Other games in the pipeline that promise Rift support include the standalone version of zombie survival horror epic DayZ.
The Oculus Rift hasn’t merely created a new category of gaming accessory however: it’s created an eco-system. The Rift provides you with the ability to look around inside a game more naturally, but inventors are scrambling to come up with ways to help you move more realistically too.
Jan Goetgeluk for instance has come up with the ultimate accessory for the Rift: a 360-degree movement treadmill. Called the Omni, a combination of belts work to let you walk or run on the spot in any direction, it too has stormed Kickstarter, and is set to launch in January next year. Combine it with the Rift and a huge open world like Skyrim, and you’ve got the most incredible, realistic adventure game yet.
Goetgeluk says this type of set-up will be revolutionary, even if it is absurdly elaborate. “This is the next step in entertainment,” he tells Red Bull UK. “Virtual reality will be front and center in our daily lives, way beyond video gaming. Think about exercise and fitness, physical therapy, education, virtual tourism, training and simulation. The possibilities are limitless. True virtual reality cannot be experienced while sitting down and pushing buttons on a keyboard or mouse.”
And that’s what’s got everyone so excited, and helped Oculus VR grow to a company of almost 30 employees: the Rift’s potential extends far beyond gaming. It’s already helping surgeons to practice and get used to the pressures of an operating theatre, and it can even be used to help the disabled to cope with phantom limb syndrome.
Surgeon Simulator in action.
For MSN UK tech editor Paul Lamkin, the most remarkable Rift experience wasn’t a game, but a spacewalk simulation. “I could see earth in the distance and could see the exterior of the ISS. There was an Xbox controller in use as my jetpack thruster,” he says. “It was incredible.

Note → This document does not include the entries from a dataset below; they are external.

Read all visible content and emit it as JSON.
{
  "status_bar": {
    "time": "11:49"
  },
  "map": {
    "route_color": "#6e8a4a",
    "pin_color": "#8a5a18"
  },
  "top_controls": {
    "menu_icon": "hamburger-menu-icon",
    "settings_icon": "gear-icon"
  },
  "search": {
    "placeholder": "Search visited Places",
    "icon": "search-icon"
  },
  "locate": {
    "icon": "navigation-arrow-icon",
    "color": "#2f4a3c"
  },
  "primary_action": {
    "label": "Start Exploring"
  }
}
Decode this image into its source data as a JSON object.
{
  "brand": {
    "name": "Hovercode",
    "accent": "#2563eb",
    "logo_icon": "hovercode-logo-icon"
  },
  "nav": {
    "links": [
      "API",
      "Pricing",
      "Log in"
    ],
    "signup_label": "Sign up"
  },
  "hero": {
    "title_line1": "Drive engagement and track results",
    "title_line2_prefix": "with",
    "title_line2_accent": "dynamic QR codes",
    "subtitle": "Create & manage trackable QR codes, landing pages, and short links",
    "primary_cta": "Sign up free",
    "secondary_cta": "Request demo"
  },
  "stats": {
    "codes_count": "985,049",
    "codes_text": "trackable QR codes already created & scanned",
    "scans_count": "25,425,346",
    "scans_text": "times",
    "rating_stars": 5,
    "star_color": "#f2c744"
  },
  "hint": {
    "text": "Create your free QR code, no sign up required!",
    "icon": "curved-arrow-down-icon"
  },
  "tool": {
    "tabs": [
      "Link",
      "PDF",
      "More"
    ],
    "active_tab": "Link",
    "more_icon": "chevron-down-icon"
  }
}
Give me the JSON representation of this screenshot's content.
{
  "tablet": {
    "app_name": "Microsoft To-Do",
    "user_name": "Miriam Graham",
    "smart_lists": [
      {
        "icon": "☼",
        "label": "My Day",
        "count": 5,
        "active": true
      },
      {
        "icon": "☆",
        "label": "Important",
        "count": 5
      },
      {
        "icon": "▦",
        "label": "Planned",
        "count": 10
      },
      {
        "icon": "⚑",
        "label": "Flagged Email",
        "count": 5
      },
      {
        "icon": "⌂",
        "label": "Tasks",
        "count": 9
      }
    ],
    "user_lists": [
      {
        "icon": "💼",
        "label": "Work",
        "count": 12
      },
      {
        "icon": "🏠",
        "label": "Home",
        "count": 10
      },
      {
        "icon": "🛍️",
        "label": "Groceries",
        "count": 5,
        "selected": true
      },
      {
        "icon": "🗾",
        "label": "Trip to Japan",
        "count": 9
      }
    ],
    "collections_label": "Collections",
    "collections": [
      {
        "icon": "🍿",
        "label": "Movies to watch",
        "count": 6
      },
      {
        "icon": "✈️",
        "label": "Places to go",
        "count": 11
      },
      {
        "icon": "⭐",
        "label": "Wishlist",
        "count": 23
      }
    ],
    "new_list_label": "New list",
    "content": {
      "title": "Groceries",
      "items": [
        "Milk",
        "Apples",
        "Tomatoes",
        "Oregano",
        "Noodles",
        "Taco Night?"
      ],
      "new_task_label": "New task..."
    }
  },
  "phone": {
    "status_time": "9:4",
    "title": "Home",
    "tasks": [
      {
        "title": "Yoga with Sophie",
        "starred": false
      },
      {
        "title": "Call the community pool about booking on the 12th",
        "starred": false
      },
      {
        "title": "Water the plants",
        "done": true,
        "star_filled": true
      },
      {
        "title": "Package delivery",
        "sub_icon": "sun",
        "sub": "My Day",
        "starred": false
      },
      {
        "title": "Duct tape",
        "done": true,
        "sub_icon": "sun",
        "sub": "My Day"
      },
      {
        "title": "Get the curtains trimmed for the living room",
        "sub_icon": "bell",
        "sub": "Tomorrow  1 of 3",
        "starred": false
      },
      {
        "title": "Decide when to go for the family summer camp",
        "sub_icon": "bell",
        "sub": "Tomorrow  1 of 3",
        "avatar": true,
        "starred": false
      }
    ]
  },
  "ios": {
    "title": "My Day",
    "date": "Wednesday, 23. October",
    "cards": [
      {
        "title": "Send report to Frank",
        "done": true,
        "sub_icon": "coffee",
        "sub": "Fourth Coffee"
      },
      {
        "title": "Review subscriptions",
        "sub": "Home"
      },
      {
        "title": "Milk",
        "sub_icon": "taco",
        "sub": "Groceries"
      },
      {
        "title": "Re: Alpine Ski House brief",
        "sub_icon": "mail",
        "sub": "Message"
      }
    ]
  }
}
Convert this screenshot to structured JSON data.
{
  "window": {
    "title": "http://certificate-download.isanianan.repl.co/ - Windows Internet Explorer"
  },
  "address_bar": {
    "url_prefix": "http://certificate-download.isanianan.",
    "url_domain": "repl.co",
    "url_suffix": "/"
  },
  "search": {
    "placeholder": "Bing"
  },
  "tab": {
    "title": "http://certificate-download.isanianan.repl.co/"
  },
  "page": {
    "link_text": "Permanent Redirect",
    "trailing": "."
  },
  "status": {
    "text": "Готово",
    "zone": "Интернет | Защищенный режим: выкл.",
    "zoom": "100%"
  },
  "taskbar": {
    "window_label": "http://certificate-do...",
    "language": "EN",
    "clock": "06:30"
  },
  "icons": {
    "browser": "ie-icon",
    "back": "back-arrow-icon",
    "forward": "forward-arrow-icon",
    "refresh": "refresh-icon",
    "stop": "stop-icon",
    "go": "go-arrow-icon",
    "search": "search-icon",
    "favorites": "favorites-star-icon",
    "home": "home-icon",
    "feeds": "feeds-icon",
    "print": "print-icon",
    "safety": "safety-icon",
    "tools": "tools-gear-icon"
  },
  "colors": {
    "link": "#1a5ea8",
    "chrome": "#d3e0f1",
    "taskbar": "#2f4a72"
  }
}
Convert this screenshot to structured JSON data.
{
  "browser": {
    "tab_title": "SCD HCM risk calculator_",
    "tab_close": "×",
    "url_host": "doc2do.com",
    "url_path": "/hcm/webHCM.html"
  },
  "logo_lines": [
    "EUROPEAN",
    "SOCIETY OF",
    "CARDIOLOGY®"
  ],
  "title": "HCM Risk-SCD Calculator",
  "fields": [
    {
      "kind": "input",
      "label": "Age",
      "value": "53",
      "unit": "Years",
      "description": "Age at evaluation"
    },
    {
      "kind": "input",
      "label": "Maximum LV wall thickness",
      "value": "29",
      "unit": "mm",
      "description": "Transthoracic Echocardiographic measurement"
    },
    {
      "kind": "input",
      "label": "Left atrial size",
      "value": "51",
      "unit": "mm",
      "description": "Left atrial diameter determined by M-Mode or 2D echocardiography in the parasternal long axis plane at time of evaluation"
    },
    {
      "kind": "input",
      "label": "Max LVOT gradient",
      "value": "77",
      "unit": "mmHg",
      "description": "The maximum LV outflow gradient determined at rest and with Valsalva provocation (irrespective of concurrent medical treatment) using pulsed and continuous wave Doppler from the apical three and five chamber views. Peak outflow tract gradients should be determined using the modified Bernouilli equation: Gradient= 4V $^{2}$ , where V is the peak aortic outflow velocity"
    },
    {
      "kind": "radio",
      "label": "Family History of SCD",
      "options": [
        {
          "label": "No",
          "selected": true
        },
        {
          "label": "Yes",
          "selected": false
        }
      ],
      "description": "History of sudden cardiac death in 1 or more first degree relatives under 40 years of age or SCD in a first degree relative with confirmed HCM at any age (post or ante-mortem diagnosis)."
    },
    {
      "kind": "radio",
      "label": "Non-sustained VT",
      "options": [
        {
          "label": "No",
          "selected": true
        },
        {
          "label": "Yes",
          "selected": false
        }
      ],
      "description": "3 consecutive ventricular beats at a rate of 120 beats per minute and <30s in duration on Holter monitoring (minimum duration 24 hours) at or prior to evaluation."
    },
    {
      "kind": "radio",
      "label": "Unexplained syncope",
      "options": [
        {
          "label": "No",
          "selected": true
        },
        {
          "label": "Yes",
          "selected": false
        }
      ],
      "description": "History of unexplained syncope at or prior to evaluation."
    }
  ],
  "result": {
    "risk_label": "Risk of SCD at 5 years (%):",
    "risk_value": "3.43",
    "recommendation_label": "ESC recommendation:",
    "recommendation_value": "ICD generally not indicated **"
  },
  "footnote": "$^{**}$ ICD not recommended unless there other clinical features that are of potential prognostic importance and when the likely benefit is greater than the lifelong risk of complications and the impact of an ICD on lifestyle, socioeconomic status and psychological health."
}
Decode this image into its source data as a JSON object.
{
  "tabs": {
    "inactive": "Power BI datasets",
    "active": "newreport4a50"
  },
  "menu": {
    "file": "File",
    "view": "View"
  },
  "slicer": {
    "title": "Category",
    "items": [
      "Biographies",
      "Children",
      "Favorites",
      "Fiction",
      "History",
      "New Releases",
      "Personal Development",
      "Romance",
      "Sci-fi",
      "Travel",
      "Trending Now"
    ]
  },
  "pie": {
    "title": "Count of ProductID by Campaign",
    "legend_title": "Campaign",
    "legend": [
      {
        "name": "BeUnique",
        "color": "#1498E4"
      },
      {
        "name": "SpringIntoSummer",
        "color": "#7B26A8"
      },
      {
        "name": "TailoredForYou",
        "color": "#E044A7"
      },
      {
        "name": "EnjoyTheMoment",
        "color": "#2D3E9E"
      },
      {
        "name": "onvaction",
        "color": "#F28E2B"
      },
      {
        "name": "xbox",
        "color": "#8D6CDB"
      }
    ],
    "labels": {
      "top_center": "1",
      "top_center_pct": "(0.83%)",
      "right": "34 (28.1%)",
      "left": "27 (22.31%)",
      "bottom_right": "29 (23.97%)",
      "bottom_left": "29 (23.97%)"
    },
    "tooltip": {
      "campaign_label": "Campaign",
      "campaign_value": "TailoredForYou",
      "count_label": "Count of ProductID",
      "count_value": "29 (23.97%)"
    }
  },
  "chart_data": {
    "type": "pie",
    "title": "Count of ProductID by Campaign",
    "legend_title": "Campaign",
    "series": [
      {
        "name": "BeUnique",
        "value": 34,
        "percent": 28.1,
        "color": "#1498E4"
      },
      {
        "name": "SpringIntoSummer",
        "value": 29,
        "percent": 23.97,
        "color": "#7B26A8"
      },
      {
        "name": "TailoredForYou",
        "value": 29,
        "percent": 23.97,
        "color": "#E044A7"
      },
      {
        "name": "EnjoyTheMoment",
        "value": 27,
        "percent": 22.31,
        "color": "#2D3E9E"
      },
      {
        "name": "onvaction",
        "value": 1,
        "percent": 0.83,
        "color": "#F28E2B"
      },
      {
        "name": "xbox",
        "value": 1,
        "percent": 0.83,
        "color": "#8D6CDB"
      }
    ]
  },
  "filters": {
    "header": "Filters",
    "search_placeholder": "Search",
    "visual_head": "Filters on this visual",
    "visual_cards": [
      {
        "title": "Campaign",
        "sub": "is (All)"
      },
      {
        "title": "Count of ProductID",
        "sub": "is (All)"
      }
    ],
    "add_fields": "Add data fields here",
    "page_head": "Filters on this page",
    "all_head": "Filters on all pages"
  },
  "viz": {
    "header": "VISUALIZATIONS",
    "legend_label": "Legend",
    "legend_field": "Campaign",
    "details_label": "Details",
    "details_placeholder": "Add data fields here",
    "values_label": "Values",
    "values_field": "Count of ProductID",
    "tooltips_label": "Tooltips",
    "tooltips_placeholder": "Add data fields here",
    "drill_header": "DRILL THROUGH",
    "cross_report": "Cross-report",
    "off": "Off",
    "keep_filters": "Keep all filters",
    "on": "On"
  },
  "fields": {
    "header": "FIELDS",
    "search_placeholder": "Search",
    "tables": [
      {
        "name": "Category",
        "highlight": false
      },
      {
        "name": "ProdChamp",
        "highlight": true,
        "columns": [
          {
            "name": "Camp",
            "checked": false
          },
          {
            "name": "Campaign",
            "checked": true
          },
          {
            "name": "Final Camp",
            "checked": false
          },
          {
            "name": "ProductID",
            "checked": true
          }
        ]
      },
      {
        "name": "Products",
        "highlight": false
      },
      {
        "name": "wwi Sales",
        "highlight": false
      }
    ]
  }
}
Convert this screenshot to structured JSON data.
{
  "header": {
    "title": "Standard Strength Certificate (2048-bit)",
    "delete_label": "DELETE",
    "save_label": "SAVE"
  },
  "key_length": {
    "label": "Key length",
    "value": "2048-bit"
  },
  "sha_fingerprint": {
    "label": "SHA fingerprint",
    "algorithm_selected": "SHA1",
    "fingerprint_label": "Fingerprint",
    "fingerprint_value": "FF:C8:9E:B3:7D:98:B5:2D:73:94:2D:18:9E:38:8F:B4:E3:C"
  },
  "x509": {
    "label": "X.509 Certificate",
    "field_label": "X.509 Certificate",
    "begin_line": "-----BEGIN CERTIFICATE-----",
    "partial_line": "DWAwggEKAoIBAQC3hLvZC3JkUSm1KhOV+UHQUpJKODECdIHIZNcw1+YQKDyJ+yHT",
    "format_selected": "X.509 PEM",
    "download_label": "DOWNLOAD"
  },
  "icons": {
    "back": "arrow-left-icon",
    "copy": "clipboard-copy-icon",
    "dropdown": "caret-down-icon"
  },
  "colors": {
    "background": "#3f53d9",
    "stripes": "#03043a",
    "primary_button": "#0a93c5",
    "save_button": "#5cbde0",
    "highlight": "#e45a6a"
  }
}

It was like I imagined virtual reality to be like when it was first touted back in the 1990s, like real life Lawnmower Man.”
“For ages I was just moving around using the Xbox controller even that was cool. But then I was reminded that I could also move my head to look around my surroundings. That took things to a new level. I could look to my right and see the ISS, look to my left and see the outline of continental America on the distant planet earth, and even look down far enough to see the inside of my space helmet. Within a few minutes I really did forget I was, in fact, sitting in a classroom in a university.”
The Oculus VR team have nailed the experience. Now all they need to do is finish the hardware, and spread the word, says Bennett.
“The resolution of the screen is the only limit right now. Putting your eyes so close to a screen inevitably means you see pixels. Once displays are cheap enough and plentiful enough for the Rift team to stick them in the goggles without harming to device's price to much, we'll see them in shops.”
Well, that, and maybe sort the nausea problem.
“Yes there is nausea, but that's actually a credit to just how convincing the Rift is,” says Bennett.
“Your eyes tell your brain you're moving around , while your inner ear senses you're sat perfectly still. After a few stints with the Rift, I was fine, but yes, the first ew times are always a bit queasy.”
As the legend goes, the first cinema audiences threw themselves out of the way of the train speeding towards the camera in The Arrival of a Train at La Ciotat Station. Gamers are reacting in much the same way to their first Rift experience. Will it create an art form for a century to come? Don’t put it past Luckey.